A trend is either bullish or bearish, rising or falling. Any trend is made of:
- A series of lower highs and lower lows – bearish trend
- A series of higher highs and higher lows – bullish trend
Unless the market reverses and breaks the series, the best course of action for traders is to trade in the direction of the trend. Contrarian trading does make sense too, but it is far riskier than trend trading and often leads to bigger drawdowns than originally intended.
The chart below shows the recent price action on the EURUSD pair. The decline from 1.2250 represents a bearish trend that respects the definition, and the market currently attempts a reversal.
A trendline is the line of the trend, so the first thing to do is to make sure it is drawn correctly. In a bearish trend, the trendline must start from the highest point in the previous bullish trend and connect the first lower high. By projecting it on the right side of the chart, traders obtain the line of the trend.
But the line often changes. How do we know that the trendline’s breakout is real or false? How to avoid being trapped on the wrong side of the market? The answer comes from the lower highs series – unless the market is strong enough to surge above the previous lower high, the bearish trend remains in place.
Contrarian Trading at Dynamic Levels
From time to time, even trend traders feel the need to take the opposite side of a trade. If dynamic support or resistance levels are correctly identified, contrarian trading may be successful.
By projecting a bearish trending from the first lower low in the series, traders can build a so-called bearish channel. When the price meets the opposite side of the channel, it meets dynamic support.
A bounce from there is possible, albeit not mandatory. Ideally, traders should wait for another reversal pattern to form at dynamic support, such as a hammer or a morning star formation.
Adjust the Trendline on a New Lower Low
The previous chart shows the EURUSD price action breaking the bearish trendline. But is this break false or real?
As mentioned earlier, traders should wait for the price action to rise above the previous lower high. If the market fails to do so and instead falls to a new lower low, it means that the bearish trend is not over.
Therefore, the only thing that remains is to adjust the original trendline to the new market conditions. Adjusting is done after the market forms a new lower low and the trendline now connects the original high to the new lower high.
Trendline Break and Series of Lower Highs Invalidated
Unless the trading conditions mentioned so far change, the market remains in a bearish trend. As such, the trendline defines its trend. But what happens if the price changes course and breaks the trendline? If that is the case, the trader must wait for the price to break the previous lower high series.
Let’s move the focus to the chart above. The trendline’s break coincides with the price making a move above the previous lower high.
Effectively, it means that the bearish trend ended and a new bullish trend started. From this moment on, the focus shifts to how to run the bullish trend, and it all starts with identifying the new, rising trendline.
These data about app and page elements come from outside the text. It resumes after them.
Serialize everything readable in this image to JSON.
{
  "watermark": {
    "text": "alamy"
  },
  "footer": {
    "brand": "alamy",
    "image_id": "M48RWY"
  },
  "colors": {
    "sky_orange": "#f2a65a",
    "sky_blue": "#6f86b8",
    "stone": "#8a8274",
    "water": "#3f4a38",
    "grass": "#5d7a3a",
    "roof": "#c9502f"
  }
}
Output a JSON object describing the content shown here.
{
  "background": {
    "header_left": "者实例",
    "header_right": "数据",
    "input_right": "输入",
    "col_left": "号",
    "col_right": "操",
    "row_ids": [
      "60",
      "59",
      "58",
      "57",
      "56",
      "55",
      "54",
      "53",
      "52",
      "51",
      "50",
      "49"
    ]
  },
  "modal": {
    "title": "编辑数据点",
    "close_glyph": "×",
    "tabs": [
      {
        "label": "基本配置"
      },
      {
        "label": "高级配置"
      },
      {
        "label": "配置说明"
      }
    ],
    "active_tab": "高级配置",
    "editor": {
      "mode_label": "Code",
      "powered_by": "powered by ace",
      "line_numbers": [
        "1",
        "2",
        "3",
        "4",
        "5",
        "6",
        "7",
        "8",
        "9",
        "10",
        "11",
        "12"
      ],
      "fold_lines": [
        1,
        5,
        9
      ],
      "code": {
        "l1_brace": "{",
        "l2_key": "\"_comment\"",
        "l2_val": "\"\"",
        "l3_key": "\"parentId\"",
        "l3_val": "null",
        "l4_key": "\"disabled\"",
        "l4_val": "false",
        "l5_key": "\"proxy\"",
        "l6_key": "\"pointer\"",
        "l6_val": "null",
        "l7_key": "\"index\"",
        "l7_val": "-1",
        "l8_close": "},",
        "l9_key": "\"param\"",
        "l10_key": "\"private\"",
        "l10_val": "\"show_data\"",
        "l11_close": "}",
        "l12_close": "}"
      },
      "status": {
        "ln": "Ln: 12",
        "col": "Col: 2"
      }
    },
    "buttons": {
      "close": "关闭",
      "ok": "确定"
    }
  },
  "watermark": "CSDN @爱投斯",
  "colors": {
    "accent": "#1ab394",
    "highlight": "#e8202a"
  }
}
To do so, we must follow all the previous steps and apply them to a bullish trend. First, we need to identify the lowest point in the previous trend – this is where the new, rising trendline starts. Second, we connect that point to the first higher low, and wait for the market to form a new higher high. This way, we make sure than a new trend is in place.
To sum up, riding trends is extremely rewarding, as long as the trader follows a rigorous process. Many times it is tempting to break the rules and take a trade in the opposite direction, especially due to fundamental, economic news.
A trend is a trader’s friend, and the bigger the timeframe, the stronger the support or resistance projected by the main trendline. Imagine everything discussed in this article but on the weekly or monthly chart. A bigger timeframe gives the trader more confidence that the trendline will hold at the first attempt to break it.
Finally, as a rule of thumb for trendlines, the more often the price action retests a trendline, the weaker the trend becomes. Therefore, by the second or third attempt, the trader is better off to avoid trading the implied support or resistance, and just wait to see what the market does next.